### Material supplied

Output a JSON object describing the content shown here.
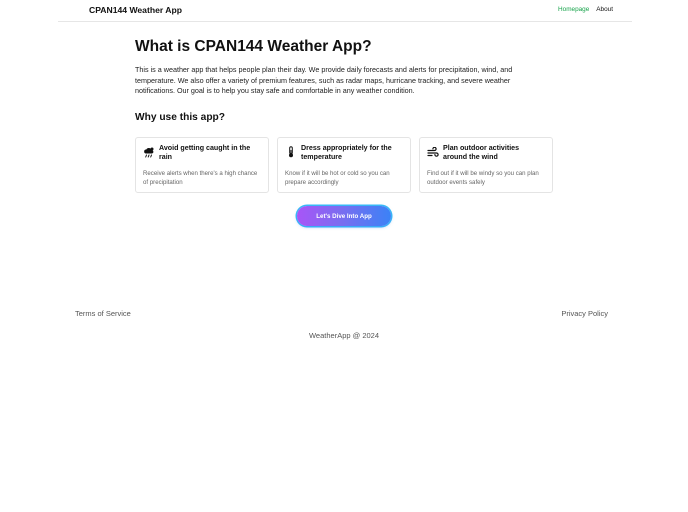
{
  "nav": {
    "brand": "CPAN144 Weather App",
    "links": [
      {
        "label": "Homepage",
        "active": true
      },
      {
        "label": "About",
        "active": false
      }
    ],
    "active_color": "#16a34a"
  },
  "main": {
    "title": "What is CPAN144 Weather App?",
    "intro": "This is a weather app that helps people plan their day. We provide daily forecasts and alerts for precipitation, wind, and temperature. We also offer a variety of premium features, such as radar maps, hurricane tracking, and severe weather notifications. Our goal is to help you stay safe and comfortable in any weather condition.",
    "why_title": "Why use this app?",
    "features": [
      {
        "icon": "cloud-rain-icon",
        "title": "Avoid getting caught in the rain",
        "description": "Receive alerts when there's a high chance of precipitation"
      },
      {
        "icon": "thermometer-icon",
        "title": "Dress appropriately for the temperature",
        "description": "Know if it will be hot or cold so you can prepare accordingly"
      },
      {
        "icon": "wind-icon",
        "title": "Plan outdoor activities around the wind",
        "description": "Find out if it will be windy so you can plan outdoor events safely"
      }
    ],
    "cta_label": "Let's Dive Into App",
    "cta_colors": [
      "#a855f7",
      "#3b82f6"
    ]
  },
  "footer": {
    "terms": "Terms of Service",
    "privacy": "Privacy Policy",
    "copyright": "WeatherApp @ 2024"
  }
}
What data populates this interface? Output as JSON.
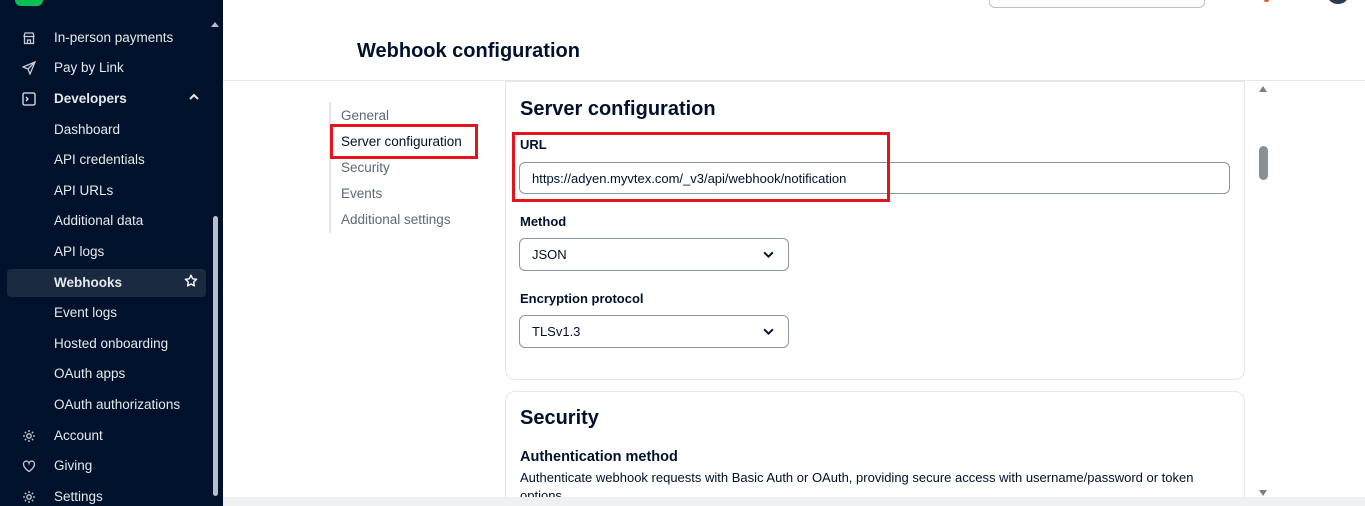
{
  "sidebar": {
    "items": [
      {
        "label": "In-person payments",
        "icon": "store-icon",
        "type": "section"
      },
      {
        "label": "Pay by Link",
        "icon": "send-icon",
        "type": "section"
      },
      {
        "label": "Developers",
        "icon": "terminal-icon",
        "type": "parent",
        "expanded": true
      },
      {
        "label": "Dashboard",
        "type": "child"
      },
      {
        "label": "API credentials",
        "type": "child"
      },
      {
        "label": "API URLs",
        "type": "child"
      },
      {
        "label": "Additional data",
        "type": "child"
      },
      {
        "label": "API logs",
        "type": "child"
      },
      {
        "label": "Webhooks",
        "type": "child",
        "active": true,
        "starred": true
      },
      {
        "label": "Event logs",
        "type": "child"
      },
      {
        "label": "Hosted onboarding",
        "type": "child"
      },
      {
        "label": "OAuth apps",
        "type": "child"
      },
      {
        "label": "OAuth authorizations",
        "type": "child"
      },
      {
        "label": "Account",
        "icon": "gear-icon",
        "type": "section"
      },
      {
        "label": "Giving",
        "icon": "heart-icon",
        "type": "section"
      },
      {
        "label": "Settings",
        "icon": "gear-icon",
        "type": "section"
      }
    ]
  },
  "page": {
    "title": "Webhook configuration"
  },
  "subnav": {
    "items": [
      "General",
      "Server configuration",
      "Security",
      "Events",
      "Additional settings"
    ],
    "active": "Server configuration"
  },
  "server_config": {
    "title": "Server configuration",
    "url_label": "URL",
    "url_value": "https://adyen.myvtex.com/_v3/api/webhook/notification",
    "method_label": "Method",
    "method_value": "JSON",
    "encryption_label": "Encryption protocol",
    "encryption_value": "TLSv1.3"
  },
  "security": {
    "title": "Security",
    "auth_heading": "Authentication method",
    "auth_desc": "Authenticate webhook requests with Basic Auth or OAuth, providing secure access with username/password or token options."
  },
  "colors": {
    "sidebar_bg": "#00112c",
    "brand_green": "#0abf53",
    "highlight_red": "#e3141d"
  }
}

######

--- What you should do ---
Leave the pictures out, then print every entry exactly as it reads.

--- Solution for this problem ---
Output a JSON object describing the content shown here.
{
  "nav": {
    "brand": "CPAN144 Weather App",
    "links": [
      {
        "label": "Homepage",
        "active": true
      },
      {
        "label": "About",
        "active": false
      }
    ],
    "active_color": "#16a34a"
  },
  "main": {
    "title": "What is CPAN144 Weather App?",
    "intro": "This is a weather app that helps people plan their day. We provide daily forecasts and alerts for precipitation, wind, and temperature. We also offer a variety of premium features, such as radar maps, hurricane tracking, and severe weather notifications. Our goal is to help you stay safe and comfortable in any weather condition.",
    "why_title": "Why use this app?",
    "features": [
      {
        "icon": "cloud-rain-icon",
        "title": "Avoid getting caught in the rain",
        "description": "Receive alerts when there's a high chance of precipitation"
      },
      {
        "icon": "thermometer-icon",
        "title": "Dress appropriately for the temperature",
        "description": "Know if it will be hot or cold so you can prepare accordingly"
      },
      {
        "icon": "wind-icon",
        "title": "Plan outdoor activities around the wind",
        "description": "Find out if it will be windy so you can plan outdoor events safely"
      }
    ],
    "cta_label": "Let's Dive Into App",
    "cta_colors": [
      "#a855f7",
      "#3b82f6"
    ]
  },
  "footer": {
    "terms": "Terms of Service",
    "privacy": "Privacy Policy",
    "copyright": "WeatherApp @ 2024"
  }
}
What data populates this interface? Output as JSON.
{
  "sidebar": {
    "items": [
      {
        "label": "In-person payments",
        "icon": "store-icon",
        "type": "section"
      },
      {
        "label": "Pay by Link",
        "icon": "send-icon",
        "type": "section"
      },
      {
        "label": "Developers",
        "icon": "terminal-icon",
        "type": "parent",
        "expanded": true
      },
      {
        "label": "Dashboard",
        "type": "child"
      },
      {
        "label": "API credentials",
        "type": "child"
      },
      {
        "label": "API URLs",
        "type": "child"
      },
      {
        "label": "Additional data",
        "type": "child"
      },
      {
        "label": "API logs",
        "type": "child"
      },
      {
        "label": "Webhooks",
        "type": "child",
        "active": true,
        "starred": true
      },
      {
        "label": "Event logs",
        "type": "child"
      },
      {
        "label": "Hosted onboarding",
        "type": "child"
      },
      {
        "label": "OAuth apps",
        "type": "child"
      },
      {
        "label": "OAuth authorizations",
        "type": "child"
      },
      {
        "label": "Account",
        "icon": "gear-icon",
        "type": "section"
      },
      {
        "label": "Giving",
        "icon": "heart-icon",
        "type": "section"
      },
      {
        "label": "Settings",
        "icon": "gear-icon",
        "type": "section"
      }
    ]
  },
  "page": {
    "title": "Webhook configuration"
  },
  "subnav": {
    "items": [
      "General",
      "Server configuration",
      "Security",
      "Events",
      "Additional settings"
    ],
    "active": "Server configuration"
  },
  "server_config": {
    "title": "Server configuration",
    "url_label": "URL",
    "url_value": "https://adyen.myvtex.com/_v3/api/webhook/notification",
    "method_label": "Method",
    "method_value": "JSON",
    "encryption_label": "Encryption protocol",
    "encryption_value": "TLSv1.3"
  },
  "security": {
    "title": "Security",
    "auth_heading": "Authentication method",
    "auth_desc": "Authenticate webhook requests with Basic Auth or OAuth, providing secure access with username/password or token options."
  },
  "colors": {
    "sidebar_bg": "#00112c",
    "brand_green": "#0abf53",
    "highlight_red": "#e3141d"
  }
}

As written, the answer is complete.